The second interesting item found on the beach was what appeared to be a buoy. Clearly it had been around a while and was totally rusted in places.
The second casualty that I found was this perfectly formed crab body. Look at those pincers. I happened to spend some time before the boat left watching a couple of crabs fighting with each other. Those pincers are serious weapons.
As we move down the beach we noticed a huge flock of terns hanging out at the edge of the water. As Richard walked along I was hoping that the birds would take off. They kept just moving to the end of the group. No major take off.
Just beyond the sand dunes and the sea grasses we found a fallen log. It was there that we ate our picnic lunch that the B&B has secured for us – cold meat stuffed inside pita bread, a packet of chips and some peanut butter crackers and some ice cold water. It was so peaceful and I was grateful to stop for a short while.
Heading across the boardwalk the stretched along the dunes I spotted a bit of color.
A close up on the sea grass normally known Sea Oats. The Sea Oats is a subtropical coastal grass typically found on sand dunes and beach areas.
And just like that we were heading back into the shaded wooded pathways that lead back to the campsites and the ferries. Oh yes you can camp on the island, but be warned, it is rustic camping. There is no electricity and showers are heated with a solar bag system. From what I have heard, when the sun goes down the mosquito’s and no see ems come out to play. Thankfully we were not camping, because they do love me.
One of the highlights of the trip heading back to the mainland was Richard spotting a dolphin. The pictures are not perfect, but it was an amazing moment. The dolphin was swimming just ahead of the boat and kept popping up out of the water. It traveled with us for quite a way before it dived deep. Trying to time when the dolphin would appear was hard, but it was worth hanging over the edge of the boat to see this beautiful mammal.
45 minutes later we are back at St Mary’s and ready to disembark, drop off the cooler bag, and head out. Next stop was Vilano Beach in St Augustine. However, look out for our visit to Fort Clinch later this week. We had stopped at the fort on the way up to St Mary’s.
Thank you for joining us for another month of 30 Minutes. Just a reminder that this is a circle blog. I would encourage you to take some time to visit my very talented friend Jess from Crystal of Crystal Bella Photography and see what she has for you this month. I am pretty excited to learn more about these wonderful ladies from all over the world. I would certainly encourage you to visit their pages
Pingback: 30 Minutes in the Life: October 2019
I’ve read about this island! What a treat to see it through your lens. I think one of my favorite images is of the terns in flight. So pretty.

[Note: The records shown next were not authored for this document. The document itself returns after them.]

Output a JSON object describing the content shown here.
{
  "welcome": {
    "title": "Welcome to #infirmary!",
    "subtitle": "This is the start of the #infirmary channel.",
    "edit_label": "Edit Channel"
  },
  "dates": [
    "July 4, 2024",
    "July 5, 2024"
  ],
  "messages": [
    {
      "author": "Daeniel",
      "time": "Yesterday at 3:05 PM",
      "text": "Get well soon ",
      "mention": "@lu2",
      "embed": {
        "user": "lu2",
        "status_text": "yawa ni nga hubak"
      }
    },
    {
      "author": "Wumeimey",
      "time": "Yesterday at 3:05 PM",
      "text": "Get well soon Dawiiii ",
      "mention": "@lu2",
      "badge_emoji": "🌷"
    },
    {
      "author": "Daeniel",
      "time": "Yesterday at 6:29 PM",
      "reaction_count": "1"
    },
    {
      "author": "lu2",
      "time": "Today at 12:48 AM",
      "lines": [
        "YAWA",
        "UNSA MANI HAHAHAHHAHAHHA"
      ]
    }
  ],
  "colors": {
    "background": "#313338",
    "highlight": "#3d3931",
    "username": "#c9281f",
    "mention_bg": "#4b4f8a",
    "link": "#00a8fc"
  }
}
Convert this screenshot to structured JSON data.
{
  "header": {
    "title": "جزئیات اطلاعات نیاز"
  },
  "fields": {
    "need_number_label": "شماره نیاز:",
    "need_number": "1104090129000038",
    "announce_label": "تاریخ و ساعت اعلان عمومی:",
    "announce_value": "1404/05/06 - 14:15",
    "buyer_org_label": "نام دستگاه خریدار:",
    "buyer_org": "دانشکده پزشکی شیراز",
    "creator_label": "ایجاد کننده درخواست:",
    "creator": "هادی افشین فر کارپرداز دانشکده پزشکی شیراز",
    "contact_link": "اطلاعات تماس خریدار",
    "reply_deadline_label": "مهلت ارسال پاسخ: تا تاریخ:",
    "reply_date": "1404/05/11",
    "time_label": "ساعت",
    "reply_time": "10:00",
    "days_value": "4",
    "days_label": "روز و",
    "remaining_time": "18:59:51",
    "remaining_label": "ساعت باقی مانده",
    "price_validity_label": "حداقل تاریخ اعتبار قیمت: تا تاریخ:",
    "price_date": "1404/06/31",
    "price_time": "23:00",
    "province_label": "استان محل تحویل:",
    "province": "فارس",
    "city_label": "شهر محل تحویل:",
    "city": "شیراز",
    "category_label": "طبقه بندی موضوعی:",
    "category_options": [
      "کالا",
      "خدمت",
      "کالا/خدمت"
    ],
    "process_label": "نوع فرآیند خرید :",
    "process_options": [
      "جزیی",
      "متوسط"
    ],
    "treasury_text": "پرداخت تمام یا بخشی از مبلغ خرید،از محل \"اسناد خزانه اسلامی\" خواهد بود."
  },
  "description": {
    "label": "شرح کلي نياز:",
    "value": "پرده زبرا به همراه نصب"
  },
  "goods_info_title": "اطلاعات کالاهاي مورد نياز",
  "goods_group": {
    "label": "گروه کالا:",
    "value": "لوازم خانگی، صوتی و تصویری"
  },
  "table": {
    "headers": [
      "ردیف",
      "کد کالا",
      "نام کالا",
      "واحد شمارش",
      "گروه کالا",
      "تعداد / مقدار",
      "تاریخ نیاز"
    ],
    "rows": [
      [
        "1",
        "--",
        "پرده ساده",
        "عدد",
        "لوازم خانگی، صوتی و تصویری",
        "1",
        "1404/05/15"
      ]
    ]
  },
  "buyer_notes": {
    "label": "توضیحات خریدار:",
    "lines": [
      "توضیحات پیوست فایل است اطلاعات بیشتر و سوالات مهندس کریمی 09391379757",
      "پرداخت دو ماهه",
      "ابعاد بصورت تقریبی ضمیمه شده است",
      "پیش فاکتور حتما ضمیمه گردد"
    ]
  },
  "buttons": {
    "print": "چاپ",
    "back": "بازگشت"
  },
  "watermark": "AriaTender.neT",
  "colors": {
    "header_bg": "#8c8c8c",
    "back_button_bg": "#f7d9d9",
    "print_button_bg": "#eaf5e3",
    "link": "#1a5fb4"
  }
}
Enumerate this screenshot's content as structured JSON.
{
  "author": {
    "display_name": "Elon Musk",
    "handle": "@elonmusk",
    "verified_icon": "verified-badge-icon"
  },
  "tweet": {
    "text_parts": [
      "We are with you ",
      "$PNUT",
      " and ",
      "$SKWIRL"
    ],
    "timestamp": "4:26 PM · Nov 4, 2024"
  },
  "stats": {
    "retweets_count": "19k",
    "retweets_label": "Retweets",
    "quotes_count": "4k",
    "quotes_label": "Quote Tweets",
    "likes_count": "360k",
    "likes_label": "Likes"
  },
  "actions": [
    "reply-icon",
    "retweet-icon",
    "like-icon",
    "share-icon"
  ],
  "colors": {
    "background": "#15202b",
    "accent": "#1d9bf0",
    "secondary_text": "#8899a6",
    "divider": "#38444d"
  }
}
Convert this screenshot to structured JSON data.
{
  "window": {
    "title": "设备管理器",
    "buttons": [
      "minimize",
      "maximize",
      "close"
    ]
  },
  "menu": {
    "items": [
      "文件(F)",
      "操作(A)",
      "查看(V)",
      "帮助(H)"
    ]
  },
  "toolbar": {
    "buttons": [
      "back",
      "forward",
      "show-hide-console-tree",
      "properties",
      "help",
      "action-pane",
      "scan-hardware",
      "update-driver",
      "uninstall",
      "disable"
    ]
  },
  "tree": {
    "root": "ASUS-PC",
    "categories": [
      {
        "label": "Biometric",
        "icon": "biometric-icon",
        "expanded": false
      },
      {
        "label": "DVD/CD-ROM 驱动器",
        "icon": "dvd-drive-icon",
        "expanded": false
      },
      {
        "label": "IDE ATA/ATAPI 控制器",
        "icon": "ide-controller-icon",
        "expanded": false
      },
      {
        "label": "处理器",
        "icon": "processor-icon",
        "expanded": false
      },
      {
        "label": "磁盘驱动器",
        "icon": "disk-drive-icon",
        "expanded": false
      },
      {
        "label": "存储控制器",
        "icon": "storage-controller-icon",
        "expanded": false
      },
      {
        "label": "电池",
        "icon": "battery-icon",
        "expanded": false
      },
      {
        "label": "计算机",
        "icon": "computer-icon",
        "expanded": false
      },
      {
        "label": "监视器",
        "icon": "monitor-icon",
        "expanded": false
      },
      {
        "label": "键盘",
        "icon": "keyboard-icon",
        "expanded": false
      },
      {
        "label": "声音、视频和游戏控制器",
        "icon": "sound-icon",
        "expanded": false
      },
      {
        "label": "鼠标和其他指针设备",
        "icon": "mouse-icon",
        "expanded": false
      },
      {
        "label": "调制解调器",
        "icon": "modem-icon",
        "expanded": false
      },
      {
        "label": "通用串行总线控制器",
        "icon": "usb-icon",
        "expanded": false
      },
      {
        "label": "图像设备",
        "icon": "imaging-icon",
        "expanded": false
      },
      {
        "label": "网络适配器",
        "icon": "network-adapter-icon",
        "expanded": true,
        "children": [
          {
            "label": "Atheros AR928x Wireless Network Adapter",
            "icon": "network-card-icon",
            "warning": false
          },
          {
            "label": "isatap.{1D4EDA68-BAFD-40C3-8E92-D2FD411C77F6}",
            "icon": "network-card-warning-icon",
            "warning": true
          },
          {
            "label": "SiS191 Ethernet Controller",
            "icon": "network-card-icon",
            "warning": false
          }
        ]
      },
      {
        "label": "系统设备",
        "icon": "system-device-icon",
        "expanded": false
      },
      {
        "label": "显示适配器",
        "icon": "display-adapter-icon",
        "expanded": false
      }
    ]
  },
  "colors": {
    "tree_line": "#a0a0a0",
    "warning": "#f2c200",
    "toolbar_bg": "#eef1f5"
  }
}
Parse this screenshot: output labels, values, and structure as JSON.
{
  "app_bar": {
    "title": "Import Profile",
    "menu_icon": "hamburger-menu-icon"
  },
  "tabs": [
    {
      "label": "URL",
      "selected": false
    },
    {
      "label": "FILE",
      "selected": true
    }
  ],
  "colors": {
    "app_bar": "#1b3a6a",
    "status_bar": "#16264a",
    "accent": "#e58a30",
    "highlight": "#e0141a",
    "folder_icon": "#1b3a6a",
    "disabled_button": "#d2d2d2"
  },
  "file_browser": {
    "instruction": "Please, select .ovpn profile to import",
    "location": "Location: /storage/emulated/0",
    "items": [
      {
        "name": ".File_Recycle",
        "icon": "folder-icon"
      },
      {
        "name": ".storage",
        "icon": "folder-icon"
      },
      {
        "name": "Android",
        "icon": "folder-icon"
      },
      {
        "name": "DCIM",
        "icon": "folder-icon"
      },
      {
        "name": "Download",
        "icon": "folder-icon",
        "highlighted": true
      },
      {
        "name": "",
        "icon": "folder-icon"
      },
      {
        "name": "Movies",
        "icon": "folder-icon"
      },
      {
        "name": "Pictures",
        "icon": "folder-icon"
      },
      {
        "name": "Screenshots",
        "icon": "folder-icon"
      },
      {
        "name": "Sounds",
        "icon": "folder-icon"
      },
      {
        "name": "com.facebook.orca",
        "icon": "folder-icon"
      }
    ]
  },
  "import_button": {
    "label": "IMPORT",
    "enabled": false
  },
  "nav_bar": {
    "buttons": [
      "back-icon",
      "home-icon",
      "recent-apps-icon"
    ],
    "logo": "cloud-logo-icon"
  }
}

Janet it’s not far from you and is a fun day’s outing.
Wow Sharleen. You are seriously living your best life. I envy all the trips you take and the art you make while there with your camera. We literally ONLY go to Disney and I’m starting to feel like maybe we’re missing out on other things that the Eastern Seaboard has to offer.
I want to get as much in as possible. I am running out of time 🙂